> PROBLEM TO SOLVE
Copy out each line containing "this" from the entries below.

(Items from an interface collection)

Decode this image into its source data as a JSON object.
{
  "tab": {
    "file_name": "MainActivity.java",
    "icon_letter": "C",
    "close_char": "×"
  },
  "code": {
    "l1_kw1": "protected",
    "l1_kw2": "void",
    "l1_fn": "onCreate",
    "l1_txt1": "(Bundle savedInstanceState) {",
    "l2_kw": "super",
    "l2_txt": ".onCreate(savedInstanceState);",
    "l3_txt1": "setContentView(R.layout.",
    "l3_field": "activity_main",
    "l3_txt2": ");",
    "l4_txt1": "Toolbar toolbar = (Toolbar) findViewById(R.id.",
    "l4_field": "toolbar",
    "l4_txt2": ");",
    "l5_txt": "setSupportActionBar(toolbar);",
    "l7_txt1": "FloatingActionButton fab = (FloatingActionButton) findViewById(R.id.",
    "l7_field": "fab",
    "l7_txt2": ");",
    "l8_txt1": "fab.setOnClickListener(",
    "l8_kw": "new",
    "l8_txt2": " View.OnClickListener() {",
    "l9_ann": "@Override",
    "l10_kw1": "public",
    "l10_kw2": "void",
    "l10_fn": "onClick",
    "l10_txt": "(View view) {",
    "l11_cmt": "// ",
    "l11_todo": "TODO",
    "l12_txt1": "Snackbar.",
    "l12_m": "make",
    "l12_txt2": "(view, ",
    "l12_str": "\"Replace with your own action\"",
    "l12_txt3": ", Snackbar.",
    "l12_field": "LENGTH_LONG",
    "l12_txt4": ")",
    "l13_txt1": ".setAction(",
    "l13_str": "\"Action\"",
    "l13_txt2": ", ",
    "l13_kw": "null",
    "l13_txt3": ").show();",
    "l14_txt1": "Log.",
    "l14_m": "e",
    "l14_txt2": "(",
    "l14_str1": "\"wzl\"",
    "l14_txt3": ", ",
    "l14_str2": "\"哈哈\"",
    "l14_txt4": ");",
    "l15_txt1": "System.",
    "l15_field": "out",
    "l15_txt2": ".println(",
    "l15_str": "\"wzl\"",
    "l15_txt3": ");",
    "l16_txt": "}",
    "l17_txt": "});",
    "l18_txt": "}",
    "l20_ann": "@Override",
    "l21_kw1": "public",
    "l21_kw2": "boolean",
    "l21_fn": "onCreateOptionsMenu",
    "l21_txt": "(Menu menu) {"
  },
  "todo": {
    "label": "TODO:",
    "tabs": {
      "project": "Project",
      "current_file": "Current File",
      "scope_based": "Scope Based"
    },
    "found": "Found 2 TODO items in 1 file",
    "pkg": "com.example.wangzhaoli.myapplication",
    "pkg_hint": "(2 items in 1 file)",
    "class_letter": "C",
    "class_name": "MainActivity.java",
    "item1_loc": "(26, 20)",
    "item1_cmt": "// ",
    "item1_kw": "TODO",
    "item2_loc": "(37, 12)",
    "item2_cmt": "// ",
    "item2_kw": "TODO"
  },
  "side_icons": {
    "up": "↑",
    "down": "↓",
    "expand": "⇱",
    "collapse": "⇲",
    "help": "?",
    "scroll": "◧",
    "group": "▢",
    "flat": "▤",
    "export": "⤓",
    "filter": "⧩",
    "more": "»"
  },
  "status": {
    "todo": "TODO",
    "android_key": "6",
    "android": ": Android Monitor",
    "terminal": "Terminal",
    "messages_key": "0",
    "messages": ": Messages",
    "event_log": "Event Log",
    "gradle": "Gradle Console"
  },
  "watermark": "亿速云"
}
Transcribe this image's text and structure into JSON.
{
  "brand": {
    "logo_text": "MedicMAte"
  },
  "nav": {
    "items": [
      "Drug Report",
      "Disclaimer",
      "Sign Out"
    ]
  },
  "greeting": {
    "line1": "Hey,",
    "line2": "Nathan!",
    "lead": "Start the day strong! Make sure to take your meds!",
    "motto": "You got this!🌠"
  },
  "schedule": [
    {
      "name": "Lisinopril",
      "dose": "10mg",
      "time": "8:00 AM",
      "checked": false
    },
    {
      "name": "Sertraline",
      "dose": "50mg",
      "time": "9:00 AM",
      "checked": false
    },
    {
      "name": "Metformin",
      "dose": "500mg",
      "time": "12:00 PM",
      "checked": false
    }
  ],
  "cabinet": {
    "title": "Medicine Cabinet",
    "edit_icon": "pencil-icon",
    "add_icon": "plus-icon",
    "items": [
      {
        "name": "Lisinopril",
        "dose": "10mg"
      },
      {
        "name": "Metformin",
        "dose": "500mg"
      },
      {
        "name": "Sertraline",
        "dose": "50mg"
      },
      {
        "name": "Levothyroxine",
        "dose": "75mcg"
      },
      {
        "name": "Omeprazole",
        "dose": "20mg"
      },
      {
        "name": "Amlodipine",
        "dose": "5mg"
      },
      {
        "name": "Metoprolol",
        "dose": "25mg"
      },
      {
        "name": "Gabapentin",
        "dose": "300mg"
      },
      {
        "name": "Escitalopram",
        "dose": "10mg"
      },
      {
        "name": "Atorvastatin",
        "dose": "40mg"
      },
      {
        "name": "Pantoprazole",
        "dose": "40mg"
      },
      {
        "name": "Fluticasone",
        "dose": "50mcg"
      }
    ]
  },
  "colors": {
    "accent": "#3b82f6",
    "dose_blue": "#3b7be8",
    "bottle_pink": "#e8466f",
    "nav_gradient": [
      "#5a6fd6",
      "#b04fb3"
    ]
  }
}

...

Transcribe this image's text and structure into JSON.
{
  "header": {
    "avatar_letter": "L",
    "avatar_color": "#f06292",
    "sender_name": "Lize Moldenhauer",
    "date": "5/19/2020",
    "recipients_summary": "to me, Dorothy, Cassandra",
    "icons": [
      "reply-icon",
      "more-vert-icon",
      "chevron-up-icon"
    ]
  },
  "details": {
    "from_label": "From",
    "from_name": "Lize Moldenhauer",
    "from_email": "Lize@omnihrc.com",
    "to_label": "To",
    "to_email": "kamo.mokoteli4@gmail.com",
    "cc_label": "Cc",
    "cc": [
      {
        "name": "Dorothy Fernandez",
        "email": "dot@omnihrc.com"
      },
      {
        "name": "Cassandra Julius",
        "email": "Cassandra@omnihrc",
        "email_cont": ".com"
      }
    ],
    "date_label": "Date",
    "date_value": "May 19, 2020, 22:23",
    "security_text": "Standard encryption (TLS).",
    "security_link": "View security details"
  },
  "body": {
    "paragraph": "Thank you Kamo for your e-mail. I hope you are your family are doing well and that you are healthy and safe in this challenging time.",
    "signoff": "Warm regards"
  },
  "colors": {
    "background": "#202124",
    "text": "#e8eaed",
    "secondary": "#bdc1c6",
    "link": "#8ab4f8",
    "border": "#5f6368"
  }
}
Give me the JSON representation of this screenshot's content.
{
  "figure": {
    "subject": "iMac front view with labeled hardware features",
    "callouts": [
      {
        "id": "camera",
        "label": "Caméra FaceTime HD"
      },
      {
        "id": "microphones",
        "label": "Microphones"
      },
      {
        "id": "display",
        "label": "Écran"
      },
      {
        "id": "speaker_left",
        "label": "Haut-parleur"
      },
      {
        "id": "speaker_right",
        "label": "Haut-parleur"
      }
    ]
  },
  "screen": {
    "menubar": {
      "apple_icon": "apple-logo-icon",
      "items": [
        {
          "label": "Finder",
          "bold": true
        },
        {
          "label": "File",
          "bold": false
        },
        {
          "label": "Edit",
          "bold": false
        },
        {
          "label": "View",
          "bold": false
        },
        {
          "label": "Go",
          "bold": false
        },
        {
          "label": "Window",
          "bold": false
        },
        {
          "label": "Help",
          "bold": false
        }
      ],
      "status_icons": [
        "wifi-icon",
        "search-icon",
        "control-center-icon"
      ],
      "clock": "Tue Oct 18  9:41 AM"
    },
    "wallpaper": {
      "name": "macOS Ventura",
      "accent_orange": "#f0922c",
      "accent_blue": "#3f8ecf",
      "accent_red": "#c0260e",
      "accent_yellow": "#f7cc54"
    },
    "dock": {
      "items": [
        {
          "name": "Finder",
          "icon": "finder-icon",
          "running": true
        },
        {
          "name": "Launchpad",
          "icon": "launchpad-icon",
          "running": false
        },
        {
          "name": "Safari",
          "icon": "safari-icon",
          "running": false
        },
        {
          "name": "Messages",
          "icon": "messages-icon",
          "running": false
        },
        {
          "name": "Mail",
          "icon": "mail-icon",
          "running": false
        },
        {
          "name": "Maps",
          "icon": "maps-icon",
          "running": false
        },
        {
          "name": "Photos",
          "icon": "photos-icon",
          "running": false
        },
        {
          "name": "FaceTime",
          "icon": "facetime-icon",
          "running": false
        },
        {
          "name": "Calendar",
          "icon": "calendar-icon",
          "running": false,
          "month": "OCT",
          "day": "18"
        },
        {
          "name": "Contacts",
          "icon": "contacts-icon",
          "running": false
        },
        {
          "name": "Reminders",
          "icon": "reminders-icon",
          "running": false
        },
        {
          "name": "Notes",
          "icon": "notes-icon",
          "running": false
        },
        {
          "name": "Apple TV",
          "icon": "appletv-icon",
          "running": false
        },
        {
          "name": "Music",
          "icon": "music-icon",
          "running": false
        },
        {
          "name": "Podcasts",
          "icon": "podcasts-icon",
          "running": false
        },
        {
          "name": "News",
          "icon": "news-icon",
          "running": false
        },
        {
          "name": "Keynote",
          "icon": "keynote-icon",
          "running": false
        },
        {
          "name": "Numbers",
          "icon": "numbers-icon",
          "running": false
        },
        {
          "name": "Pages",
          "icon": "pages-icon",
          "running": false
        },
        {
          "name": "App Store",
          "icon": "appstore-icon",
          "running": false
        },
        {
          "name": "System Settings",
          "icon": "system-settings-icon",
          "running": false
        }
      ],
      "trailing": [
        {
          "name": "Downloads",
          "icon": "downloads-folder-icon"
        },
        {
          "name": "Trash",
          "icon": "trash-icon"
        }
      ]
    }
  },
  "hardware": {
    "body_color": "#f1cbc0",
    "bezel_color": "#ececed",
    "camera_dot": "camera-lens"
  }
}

> ANSWER AREA
Decode this image into its source data as a JSON object.
Transcribe this image's text and structure into JSON.
    "motto": "You got this!🌠"
Transcribe this image's text and structure into JSON.
    "paragraph": "Thank you Kamo for your e-mail. I hope you are your family are doing well and that you are healthy and safe in this challenging time.",
Give me the JSON representation of this screenshot's content.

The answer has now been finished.